Brokers, levies push up food prices to the roof
President’s advisor on food security James Nyoro says fish brokerage is very high to an extend that imports are cheaper
The cost of basic food items has significantly gone up due to increased cess charges in the 47 counties and brokerage fees, a new report suggested yesterday.
The report by Kenya Market Trust indicated that consumers are bearing the heavy burden of cess on farm produce. The hardest hit produce include maize, vegetables, milk and fish.

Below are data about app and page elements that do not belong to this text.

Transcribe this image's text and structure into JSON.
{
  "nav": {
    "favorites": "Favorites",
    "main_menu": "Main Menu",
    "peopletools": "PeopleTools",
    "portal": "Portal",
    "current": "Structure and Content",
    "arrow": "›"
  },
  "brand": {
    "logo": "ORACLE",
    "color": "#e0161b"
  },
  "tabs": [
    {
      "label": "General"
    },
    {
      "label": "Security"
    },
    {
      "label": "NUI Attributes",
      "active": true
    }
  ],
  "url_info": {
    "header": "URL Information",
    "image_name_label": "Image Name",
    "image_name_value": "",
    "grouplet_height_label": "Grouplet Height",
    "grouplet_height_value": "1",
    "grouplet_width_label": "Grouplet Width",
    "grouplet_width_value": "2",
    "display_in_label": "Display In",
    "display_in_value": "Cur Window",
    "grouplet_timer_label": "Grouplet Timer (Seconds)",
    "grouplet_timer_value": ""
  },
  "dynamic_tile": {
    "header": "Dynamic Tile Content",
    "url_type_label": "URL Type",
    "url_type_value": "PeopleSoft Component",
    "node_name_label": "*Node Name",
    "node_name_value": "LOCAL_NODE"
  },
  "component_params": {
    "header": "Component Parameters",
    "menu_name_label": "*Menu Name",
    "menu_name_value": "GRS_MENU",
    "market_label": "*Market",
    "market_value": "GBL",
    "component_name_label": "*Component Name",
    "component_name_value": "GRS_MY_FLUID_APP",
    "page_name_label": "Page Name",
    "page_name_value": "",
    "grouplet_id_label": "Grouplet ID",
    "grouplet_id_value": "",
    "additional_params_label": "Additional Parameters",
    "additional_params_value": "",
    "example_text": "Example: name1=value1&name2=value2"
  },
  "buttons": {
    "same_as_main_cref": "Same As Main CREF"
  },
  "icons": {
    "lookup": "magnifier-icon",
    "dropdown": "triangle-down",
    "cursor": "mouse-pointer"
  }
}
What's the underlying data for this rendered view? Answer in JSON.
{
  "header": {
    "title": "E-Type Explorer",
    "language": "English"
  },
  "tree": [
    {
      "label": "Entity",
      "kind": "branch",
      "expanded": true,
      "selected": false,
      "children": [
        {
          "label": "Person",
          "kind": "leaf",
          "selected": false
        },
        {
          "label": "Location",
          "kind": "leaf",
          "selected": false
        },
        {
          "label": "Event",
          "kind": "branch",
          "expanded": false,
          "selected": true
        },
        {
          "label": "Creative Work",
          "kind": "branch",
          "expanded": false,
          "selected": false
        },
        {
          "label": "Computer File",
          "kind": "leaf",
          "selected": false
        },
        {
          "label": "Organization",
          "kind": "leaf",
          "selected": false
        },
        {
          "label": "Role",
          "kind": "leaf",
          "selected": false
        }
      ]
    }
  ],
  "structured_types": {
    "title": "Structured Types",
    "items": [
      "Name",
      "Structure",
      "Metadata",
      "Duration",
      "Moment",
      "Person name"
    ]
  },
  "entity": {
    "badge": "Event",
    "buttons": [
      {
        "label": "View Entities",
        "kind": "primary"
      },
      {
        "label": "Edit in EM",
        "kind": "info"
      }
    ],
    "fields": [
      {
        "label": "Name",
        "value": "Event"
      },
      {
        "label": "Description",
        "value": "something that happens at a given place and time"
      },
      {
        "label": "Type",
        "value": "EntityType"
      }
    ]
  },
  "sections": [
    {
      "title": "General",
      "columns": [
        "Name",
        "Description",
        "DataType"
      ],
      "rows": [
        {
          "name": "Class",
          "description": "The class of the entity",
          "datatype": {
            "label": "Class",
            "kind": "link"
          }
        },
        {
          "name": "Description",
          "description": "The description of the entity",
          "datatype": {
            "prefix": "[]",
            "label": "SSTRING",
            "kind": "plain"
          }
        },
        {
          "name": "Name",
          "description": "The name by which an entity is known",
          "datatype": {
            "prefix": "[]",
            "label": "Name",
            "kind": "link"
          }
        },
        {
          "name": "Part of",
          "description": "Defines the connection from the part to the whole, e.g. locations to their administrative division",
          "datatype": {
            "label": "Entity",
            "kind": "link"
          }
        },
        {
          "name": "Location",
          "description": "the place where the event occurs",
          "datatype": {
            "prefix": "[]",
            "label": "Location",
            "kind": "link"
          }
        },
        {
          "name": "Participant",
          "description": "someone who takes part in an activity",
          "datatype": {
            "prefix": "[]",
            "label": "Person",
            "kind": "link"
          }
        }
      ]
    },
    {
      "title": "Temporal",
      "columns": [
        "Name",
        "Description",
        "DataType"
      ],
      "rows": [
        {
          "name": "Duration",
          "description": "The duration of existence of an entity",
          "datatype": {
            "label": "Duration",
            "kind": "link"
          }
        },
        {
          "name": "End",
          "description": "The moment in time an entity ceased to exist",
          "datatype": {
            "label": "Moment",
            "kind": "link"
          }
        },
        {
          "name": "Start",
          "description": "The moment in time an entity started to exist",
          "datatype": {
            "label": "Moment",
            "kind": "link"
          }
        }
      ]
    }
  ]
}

According to Chris Shimba from the Kenya Market Trust, it costs Sh150 to put a plate of ugali and sukuma wiki on the table. About 37 per cent of this goes into transporting the produce from the farm to the table.
Simba put the total cost on consum- ers for a typical meal of ugali, sukuma wiki, beef, onions and tomatoes at Sh690. Out of this, he added, 34 per cent caters for transportation cost, while18 per cent of the cost goes into broker’s fee.
He added that to have the same meal but with fish will cost the consumer Sh710, with 27 per cent which translates to about Sh150 being taken by brokers. The cess report released in Nairobi by KMT indicated that brokerage costs in fish marketing are higher at 52 per cent than transport costs at 26 per cent.
President Uhuru Kenyatta’s advisor on food security James Nyoro said fish brokerage in the country is very high to an extent that importing is cheaper.
The report also showed that brokerage and road blocks which both account for 16 per cent of the cost are great contributors to the high livestock distribution costs. Traportation of livestock accounts for 31 per cent, the report states.
“While transport is the highest contributor to milk distribution costs at 26 per cent, storage cost is quite high at 22 per cent of the total cost,” it adds.
While launching the report, Industry, Trade and Co-operatives CS Adan Mohamed said the ministry is working with the 47 counties to create an enabling environment to promote investment and productivity.
“Counties have introduced cess charges for products moving between counties and refused to accept permits issued by other counties,” Kenya Markets Trust chief executive Kamau Kuria said. “This has led to double taxation thus increased cost of transportation leading to high cost of products.”